However, the Bill will not validate those parts of an agreement that do not pertain to the employment relationship. To do so would go beyond the decision in Electrolux that an agreement must only contain matters that pertain to the employment relationship. The High Court ruling was consistent with the legislative intent of the WR Act and with many years of court and Australian Industrial Relations Commission decisions that have required other industrial instruments to contain only matters pertaining to the employment relationship.

It will be up to the parties to determine how to address the aspects of their agreement that do not pertain to the employment relationship. If the parties to an agreement wish to honour non-pertaining matters, they are free to do so through formal or informal arrangements.

The Bill will also not remedy other defects in the certification process. If an agreement is invalid as a result of some other flaw in its making, certification or approval, this Bill will not render it valid.
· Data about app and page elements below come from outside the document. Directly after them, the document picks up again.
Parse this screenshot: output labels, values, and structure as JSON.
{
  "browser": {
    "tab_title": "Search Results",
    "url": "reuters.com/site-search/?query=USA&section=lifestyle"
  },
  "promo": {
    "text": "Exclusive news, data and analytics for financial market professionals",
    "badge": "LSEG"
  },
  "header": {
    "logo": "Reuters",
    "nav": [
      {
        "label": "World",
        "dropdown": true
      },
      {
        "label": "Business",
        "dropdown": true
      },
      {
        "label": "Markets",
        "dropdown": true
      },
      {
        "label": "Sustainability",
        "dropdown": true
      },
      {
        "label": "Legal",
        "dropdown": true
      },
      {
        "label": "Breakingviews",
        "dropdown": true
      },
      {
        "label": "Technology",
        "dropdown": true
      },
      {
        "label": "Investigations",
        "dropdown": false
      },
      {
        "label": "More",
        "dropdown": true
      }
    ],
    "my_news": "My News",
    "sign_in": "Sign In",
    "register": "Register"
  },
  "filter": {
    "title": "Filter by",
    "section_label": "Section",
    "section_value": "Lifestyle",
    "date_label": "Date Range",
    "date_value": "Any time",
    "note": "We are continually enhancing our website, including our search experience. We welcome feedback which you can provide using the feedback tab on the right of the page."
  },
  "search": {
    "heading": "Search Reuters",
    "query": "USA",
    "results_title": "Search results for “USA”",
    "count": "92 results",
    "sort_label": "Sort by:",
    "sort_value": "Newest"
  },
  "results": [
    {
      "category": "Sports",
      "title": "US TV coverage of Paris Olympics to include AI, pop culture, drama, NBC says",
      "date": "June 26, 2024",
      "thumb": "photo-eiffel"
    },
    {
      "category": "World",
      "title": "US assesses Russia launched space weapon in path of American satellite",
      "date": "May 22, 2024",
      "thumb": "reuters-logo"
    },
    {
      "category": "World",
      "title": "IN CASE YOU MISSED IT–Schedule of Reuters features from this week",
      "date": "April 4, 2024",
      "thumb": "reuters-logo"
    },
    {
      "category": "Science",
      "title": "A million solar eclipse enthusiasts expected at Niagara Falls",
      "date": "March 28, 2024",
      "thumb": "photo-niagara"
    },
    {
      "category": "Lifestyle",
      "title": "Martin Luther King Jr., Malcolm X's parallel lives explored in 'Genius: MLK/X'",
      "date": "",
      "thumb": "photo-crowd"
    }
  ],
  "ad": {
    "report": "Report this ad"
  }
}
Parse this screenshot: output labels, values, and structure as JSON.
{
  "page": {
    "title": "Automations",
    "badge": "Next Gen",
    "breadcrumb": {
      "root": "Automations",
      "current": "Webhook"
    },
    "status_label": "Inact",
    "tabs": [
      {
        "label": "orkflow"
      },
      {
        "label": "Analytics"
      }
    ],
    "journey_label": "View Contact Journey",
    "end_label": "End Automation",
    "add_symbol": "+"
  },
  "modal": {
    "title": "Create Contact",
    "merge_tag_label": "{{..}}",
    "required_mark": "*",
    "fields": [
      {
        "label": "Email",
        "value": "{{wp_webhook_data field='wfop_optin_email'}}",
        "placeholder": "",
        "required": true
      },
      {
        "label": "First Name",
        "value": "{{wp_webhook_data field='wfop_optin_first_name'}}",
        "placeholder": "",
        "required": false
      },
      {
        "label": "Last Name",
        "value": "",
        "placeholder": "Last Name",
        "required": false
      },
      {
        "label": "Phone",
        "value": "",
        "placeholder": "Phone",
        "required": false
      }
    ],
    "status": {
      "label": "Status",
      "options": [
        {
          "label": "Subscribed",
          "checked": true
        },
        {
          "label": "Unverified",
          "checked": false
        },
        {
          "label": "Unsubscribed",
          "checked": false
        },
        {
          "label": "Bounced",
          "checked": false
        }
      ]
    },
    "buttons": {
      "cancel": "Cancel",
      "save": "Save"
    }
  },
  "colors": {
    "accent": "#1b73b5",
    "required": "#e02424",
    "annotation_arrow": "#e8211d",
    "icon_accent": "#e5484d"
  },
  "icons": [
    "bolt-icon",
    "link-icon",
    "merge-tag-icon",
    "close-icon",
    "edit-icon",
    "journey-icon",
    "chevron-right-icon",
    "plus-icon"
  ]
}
The Government is determined to ensure agreements entered into by businesses are upheld and enforced and that unions are not able to exploit the potential invalidity of agreements. Unions have publicly discussed a campaign to use potential invalidity as a trigger to reopen negotiations with employers regarding their members' terms and conditions. Unions in the electricity and construction industry have already tried to take advantage of uncertainty caused by the Electrolux decision by pressuring businesses to re-negotiate agreements. This Bill will ensure that employers, and employees, who have negotiated, and operated under, agreements in good faith will not be left vulnerable to industrial action and coercion.

The Bill does not seek to validate past protected industrial action that was taken to support claims for matters that do not pertain to the employment relationship. Parties could not have reasonably expected that protected action was available to support claims for non-pertaining matters. Further, validating past industrial action would be complex and practically difficult. However, the Government considers it would be highly undesirable for parties to exploit uncertainty in relation to past industrial action by initiating or threatening legal action.

There is currently some uncertainty in the community about the validity of working arrangements set out in both collective and individual agreements. This Government is determined to ensure the certainty of current arrangements for employers and employees.